This information has been compiled using data from the third quarter of the year and presented in the easy to use indexes below to help you track the performance of your coins.

 

FIRST EVER A to Z 10p Scarcity Index

As more coins are starting to appear in circulation and Change Checkers are adding them to their collection, we are now able to use this data to put together the very first A-Z 10p Scarcity Index.

Initially, 2.6 million A-Z 10p coins were released, however recent news has revealed that another 2.6 million coins have now entered circulation! Therefore, we have estimated a mintage figure of 200,000 for each design in order to put together this index, combining mintage figures with the number of each coin listed in Change Checker’s collections and the number of each coin requested to swap by Change Checkers.

The clear front runner is Z -Zebra Crossing, sitting 24 points ahead of the second place coin, M – Mackintosh. Whilst everyone seems to be struggling to find the A-Z 10ps, these top few coins appear to be the hardest to come across so far, whereas S – Stonehenge, K – King Arthur and A – Angel of the North seem to be the most common. A – Angel of the North was actually the top design for the A-Z 10p Swap Index, suggesting it is most popular and therefore being swapped more often if people are finding multiples of this design.

It is only early days in terms of creating a fully accurate Scarcity Index for these coins, as we still await confirmed mintage figures for each design, and of course it is possible that this may change as more coins are found in circulation.

 

50p Scarcity Index

 

We’ve seen a lot of movement on the 50p index this quarter, possibly due to the high numbers of 2017 Beatrix Potter 50ps which have now entered circulation.

The Battle of Britain and 2016 Beatrix Potter 50p have both jumped up the index, but the most significant increase goes to the 2017 Sir Isaac Newton 50p, which actually has the second lowest mintage figure for any commemorative 50p in circulation. This coin has moved up 12 places this quarter, and I wouldn’t be surprised to see it continue to improve.

Of course, Kew Gardens still remains the most scarce UK 50p coin with a mintage figure of just 210,000 and in fact, our top 6 coins have remained consistent since last quarter.

 

£2 Scarcity Index

We’re still waiting on the 2017 WW1 Aviation and Jane Austen £2 coins to enter circulation, and so there hasn’t been much movement for the £2 index this quarter.

The ever popular Commonwealth Games £2 coins remain at the top, although Wales has now moved down to become the least popular of the four. Our final 8 remain consistent and the only major movement goes to the Wireless Transmission £2 coin, which has fallen 7 places down the index.

We’re eagerly awaiting the newer coins to enter circulation, which I’m sure will then cause a significant re-shuffle of the leaderboard!

 

How the Scarcity Index works
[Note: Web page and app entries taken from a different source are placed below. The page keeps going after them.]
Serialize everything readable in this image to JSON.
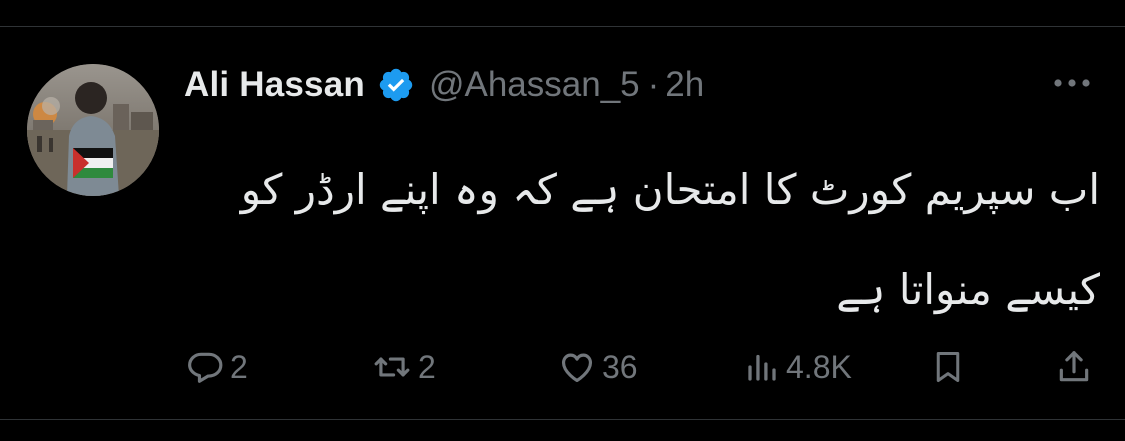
{
  "tweet": {
    "author": {
      "display_name": "Ali Hassan",
      "handle": "@Ahassan_5",
      "verified": true
    },
    "separator": "·",
    "time": "2h",
    "text": "اب سپریم کورٹ کا امتحان ہے کہ وہ اپنے ارڈر کو کیسے منواتا ہے",
    "actions": {
      "replies": "2",
      "reposts": "2",
      "likes": "36",
      "views": "4.8K"
    }
  },
  "icons": {
    "avatar": "avatar-photo",
    "verified": "verified-badge-icon",
    "more": "more-options-icon",
    "reply": "reply-icon",
    "repost": "repost-icon",
    "like": "heart-icon",
    "views": "views-chart-icon",
    "bookmark": "bookmark-icon",
    "share": "share-icon"
  },
  "colors": {
    "background": "#000000",
    "text": "#e7e9ea",
    "muted": "#71767b",
    "verified": "#1d9bf0",
    "divider": "#2f3336"
  }
}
Generally collectors have had to rely upon mintage figures to identify the scarcest coins.  But they only tell part of the story.  Trying to find a good quality coin from 15 – 20 years ago, even for a higher mintage issue, is much more challenging than a more recent issue, as coins become damaged over time and are ultimately removed from circulation.

Additionally, some designs are more hoarded than others by people who might not normally collect coins – the poignant First World War £2 Coin series being an example. Finally, it can be up to a couple of years before the Royal Mint eventually confirms the actual mintage for an issue.

That’s why we have combined the mintage information with two other key pieces of information.

  • How many of each design are listed as “collected” by Change Checkers, indicating the relative ease of finding a particular coin.
  • The number of times a design has been requested as a swap over the previous 3 months, showing the current level of collector demand.

Importantly, as new coins are released and popularity rises and falls across different designs the Scarcity Index will be updated quarterly allowing Change Checkers to track the relative performance of the UK’s circulation coins.

 

How much are my coins worth?

The Scarcity Index does not necessarily equate to value but it is certainly an effective indicator.  For example, the Kew Gardens 50p coin commands a premium of up to 160 times face value on eBay.

 

What about £1 Coins?

The £1 Scarcity Index has already been published for the Round £1 coins and, because they are no longer being issued, this is now set in stone.

 


If you’re interested in coin collecting, our Change Checker web app is completely free to use and allows users to:

– Find and identify the coins in their pocket
– Collect and track the coins they have
– Swap their spare coins with other Change Checkers

Sign up today at: www.changechecker.org/app